» **Work item**
Copy out each line in the material below that has the word "BUCU".
————
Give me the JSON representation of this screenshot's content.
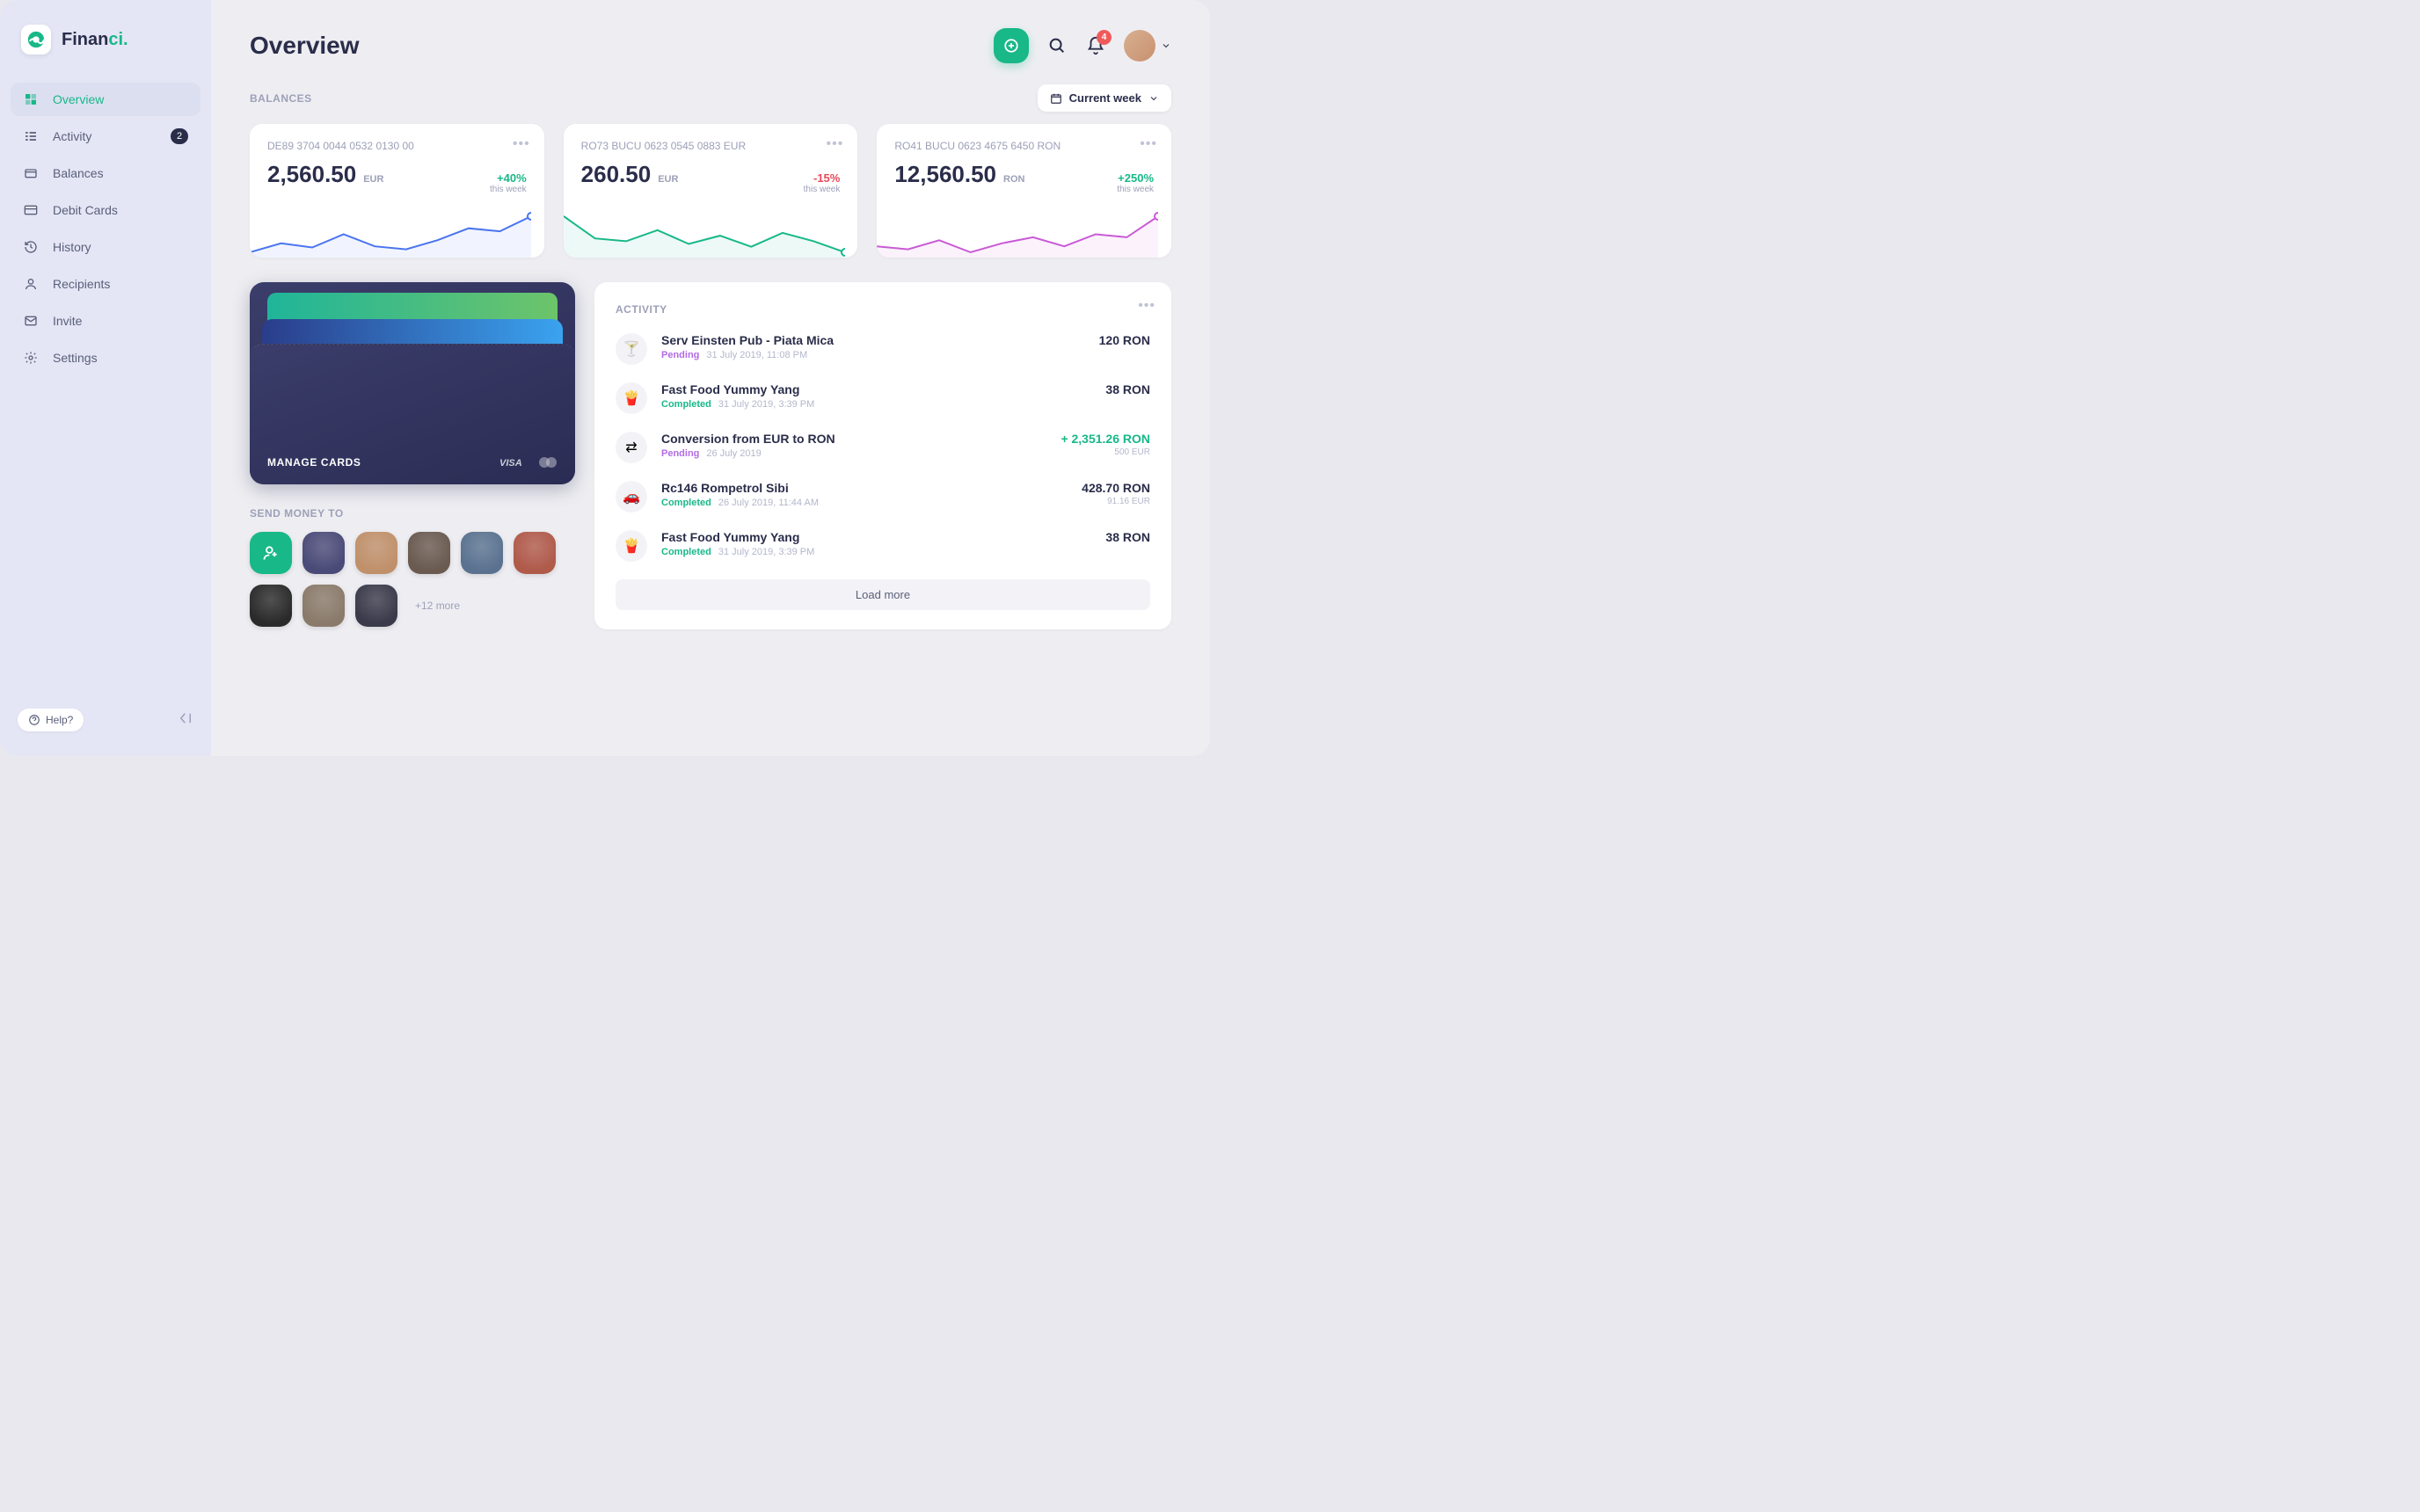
{
  "brand": {
    "pre": "Finan",
    "ci": "ci."
  },
  "sidebar": {
    "items": [
      {
        "label": "Overview",
        "icon": "grid",
        "active": true
      },
      {
        "label": "Activity",
        "icon": "list",
        "badge": "2"
      },
      {
        "label": "Balances",
        "icon": "wallet"
      },
      {
        "label": "Debit Cards",
        "icon": "card"
      },
      {
        "label": "History",
        "icon": "history"
      },
      {
        "label": "Recipients",
        "icon": "users"
      },
      {
        "label": "Invite",
        "icon": "mail"
      },
      {
        "label": "Settings",
        "icon": "gear"
      }
    ],
    "help": "Help?"
  },
  "header": {
    "title": "Overview",
    "notif_count": "4",
    "period_label": "Current week"
  },
  "sections": {
    "balances": "BALANCES",
    "activity": "ACTIVITY",
    "send": "SEND MONEY TO"
  },
  "balances": [
    {
      "account": "DE89 3704 0044 0532 0130 00",
      "amount": "2,560.50",
      "currency": "EUR",
      "change": "+40%",
      "dir": "up",
      "period": "this week",
      "color": "#4a74f0"
    },
    {
      "account": "RO73 BUCU 0623 0545 0883 EUR",
      "amount": "260.50",
      "currency": "EUR",
      "change": "-15%",
      "dir": "down",
      "period": "this week",
      "color": "#18b888"
    },
    {
      "account": "RO41 BUCU 0623 4675 6450 RON",
      "amount": "12,560.50",
      "currency": "RON",
      "change": "+250%",
      "dir": "up",
      "period": "this week",
      "color": "#c95ad6"
    }
  ],
  "wallet": {
    "label": "MANAGE CARDS"
  },
  "recipients": {
    "more": "+12 more",
    "count": 8
  },
  "activity": [
    {
      "name": "Serv Einsten Pub - Piata Mica",
      "status": "Pending",
      "status_type": "pending",
      "date": "31 July 2019, 11:08 PM",
      "amount": "120 RON",
      "icon": "🍸"
    },
    {
      "name": "Fast Food Yummy Yang",
      "status": "Completed",
      "status_type": "completed",
      "date": "31 July 2019, 3:39 PM",
      "amount": "38 RON",
      "icon": "🍟"
    },
    {
      "name": "Conversion from EUR to RON",
      "status": "Pending",
      "status_type": "pending",
      "date": "26 July 2019",
      "amount": "+ 2,351.26 RON",
      "amount_class": "plus",
      "sub": "500 EUR",
      "icon": "⇄"
    },
    {
      "name": "Rc146 Rompetrol Sibi",
      "status": "Completed",
      "status_type": "completed",
      "date": "26 July 2019, 11:44 AM",
      "amount": "428.70 RON",
      "sub": "91.16 EUR",
      "icon": "🚗"
    },
    {
      "name": "Fast Food Yummy Yang",
      "status": "Completed",
      "status_type": "completed",
      "date": "31 July 2019, 3:39 PM",
      "amount": "38 RON",
      "icon": "🍟"
    }
  ],
  "load_more": "Load more",
  "chart_data": [
    {
      "type": "line",
      "title": "DE89 balance sparkline",
      "values": [
        20,
        35,
        28,
        50,
        30,
        25,
        40,
        60,
        55,
        80
      ]
    },
    {
      "type": "line",
      "title": "RO73 EUR balance sparkline",
      "values": [
        80,
        40,
        35,
        55,
        30,
        45,
        25,
        50,
        35,
        15
      ]
    },
    {
      "type": "line",
      "title": "RO41 RON balance sparkline",
      "values": [
        35,
        30,
        45,
        25,
        40,
        50,
        35,
        55,
        50,
        85
      ]
    }
  ],
  "recipient_colors": [
    "#4a4a78",
    "#c0906a",
    "#6a5a50",
    "#5a7290",
    "#b05a4a",
    "#2a2a2a",
    "#8a7a6a",
    "#3a3a4a"
  ]
}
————
» **Exercise result**
      "account": "RO73 BUCU 0623 0545 0883 EUR",
      "account": "RO41 BUCU 0623 4675 6450 RON",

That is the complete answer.